Hybrid breeding programs are driven by the potential to explore the heterosis phenomenon in traits with non-additive inheritance. Traditionally, progress has been achieved by crossing lines from different heterotic groups and measuring phenotypic performance of hybrids in multiple environment trials. With the reduction in genotyping prices, genomic selection has become a reality for phenotype prediction and a promising tool to predict hybrid performances. However, its prediction ability is directly associated with models that represent the trait and breeding scheme under investigation. Herein, we assess modelling approaches where dominance effects and multi-environment statistical are considered for genomic selection in maize hybrid. To this end, we evaluated the predictive ability of grain yield and grain moisture collected over three production cycles in different locations.

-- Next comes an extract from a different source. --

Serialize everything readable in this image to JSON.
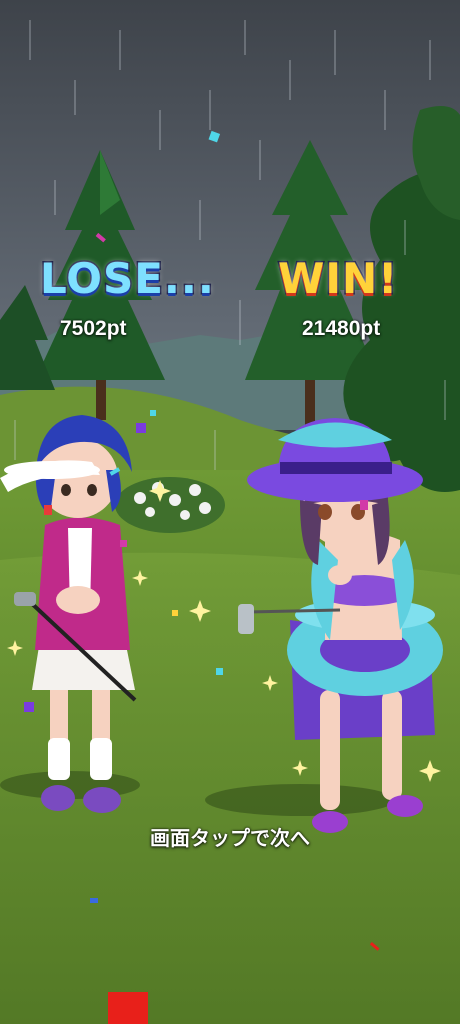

Hybrid genotypes were inferred in silico based on their parental inbred lines using single-nucleotide polymorphism markers obtained via a 500k SNP chip. We considered the importance to decomposes additive and dominance marker effects into components that are constant across environments and deviations that are group-specific. Prediction within and across environments were tested. The incorporation of dominance effect increased the predictive ability for grain production by up to 30% in some scenarios. Contrastingly, additive models yielded better results for grain moisture. For multi-environment modelling, the inclusion of interaction effects increased the predictive ability overall. More generally, we demonstrate that including dominance and genotype by environment interactions resulted in gains in accuracy and hence could be considered for genomic selection implementation in maize breeding programs.